Psychiatric disorders and pruritus

Helen Gin Lee, Carolyn Stull, Gil Yosipovitch
Clinics in Dermatology 2017, 35 (3): 273-280
The skin and psyche are intimately related with various skin diseases caused by or resulting in psychiatric disturbances. Pruritus is a commonly reported symptom in psychiatric patients, and likewise psychiatric co-morbidities, including anxiety and depression, are frequently seen in chronic pruritus patients. Primary psychodermatologic conditions, such as somatic symptom disorder, dermatitis artefacta, obsessive-compulsive and related disorders (excoriation disorder and prurigo nodularis), delusional infestation, and substance use disorder, can all induce significant pruritus in patients, severely affecting their quality of life. Such entities can be challenging to manage, and therefore a greater understanding of the underlying psychopathology and evaluation of associated psychosocial factors is necessary. In addition to proper skin hygiene and first-line pharmacotherapies such as selective serotonin reuptake inhibitors, noradrenergic and selective serotonin antidepressants, antiepileptics, and antipsychotics (for delusional and psychotic disorders), patients with psychopruritic disorders should be offered psychotherapy to maximize the therapeutic efficacy.

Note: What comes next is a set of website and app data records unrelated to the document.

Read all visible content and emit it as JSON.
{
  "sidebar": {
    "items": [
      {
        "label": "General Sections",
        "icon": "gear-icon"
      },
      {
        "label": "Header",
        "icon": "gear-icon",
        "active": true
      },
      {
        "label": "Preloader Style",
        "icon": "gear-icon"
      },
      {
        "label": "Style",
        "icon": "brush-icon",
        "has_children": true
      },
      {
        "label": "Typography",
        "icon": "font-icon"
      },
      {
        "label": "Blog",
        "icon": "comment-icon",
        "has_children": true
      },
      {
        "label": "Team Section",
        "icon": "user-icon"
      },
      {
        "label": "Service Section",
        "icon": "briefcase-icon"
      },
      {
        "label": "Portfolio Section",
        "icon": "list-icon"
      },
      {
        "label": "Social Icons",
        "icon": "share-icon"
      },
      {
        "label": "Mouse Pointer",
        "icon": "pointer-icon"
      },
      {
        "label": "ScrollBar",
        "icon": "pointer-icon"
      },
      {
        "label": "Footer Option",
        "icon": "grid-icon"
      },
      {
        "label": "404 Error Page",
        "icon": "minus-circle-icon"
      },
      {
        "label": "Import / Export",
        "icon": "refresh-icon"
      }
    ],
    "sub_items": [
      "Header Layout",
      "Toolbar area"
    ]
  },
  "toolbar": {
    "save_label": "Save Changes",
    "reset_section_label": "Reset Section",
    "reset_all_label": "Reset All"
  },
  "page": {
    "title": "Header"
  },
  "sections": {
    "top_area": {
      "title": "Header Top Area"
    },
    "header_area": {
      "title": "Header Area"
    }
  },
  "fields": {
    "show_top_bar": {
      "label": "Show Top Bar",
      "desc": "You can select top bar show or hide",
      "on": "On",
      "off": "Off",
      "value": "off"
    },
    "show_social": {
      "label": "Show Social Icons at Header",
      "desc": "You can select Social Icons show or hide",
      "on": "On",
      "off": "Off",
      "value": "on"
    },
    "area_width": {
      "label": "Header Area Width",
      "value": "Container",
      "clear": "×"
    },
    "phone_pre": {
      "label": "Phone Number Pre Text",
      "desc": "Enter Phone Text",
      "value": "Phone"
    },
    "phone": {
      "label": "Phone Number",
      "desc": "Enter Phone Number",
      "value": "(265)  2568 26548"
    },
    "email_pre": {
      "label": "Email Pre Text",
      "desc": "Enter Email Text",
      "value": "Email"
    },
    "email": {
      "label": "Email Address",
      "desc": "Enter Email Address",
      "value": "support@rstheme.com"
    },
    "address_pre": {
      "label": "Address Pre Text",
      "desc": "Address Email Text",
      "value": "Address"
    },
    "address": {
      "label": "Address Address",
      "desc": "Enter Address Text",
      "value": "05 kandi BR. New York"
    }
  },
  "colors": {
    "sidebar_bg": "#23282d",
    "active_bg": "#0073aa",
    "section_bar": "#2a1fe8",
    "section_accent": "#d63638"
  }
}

Full Text Links

Find Full Text Links for this Article


You are not logged in. Sign Up or Log In to join the discussion.

Related Papers

Remove bar
Read by QxMD icon Read

Save your favorite articles in one place with a free QxMD account.


Search Tips

Use Boolean operators: AND/OR

diabetic AND foot
diabetes OR diabetic

Exclude a word using the 'minus' sign

Virchow -triad

Use Parentheses

water AND (cup OR glass)

Add an asterisk (*) at end of a word to include word stems

Neuro* will search for Neurology, Neuroscientist, Neurological, and so on

Use quotes to search for an exact phrase

"primary prevention of cancer"
(heart or cardiac or cardio*) AND arrest -"American Heart Association"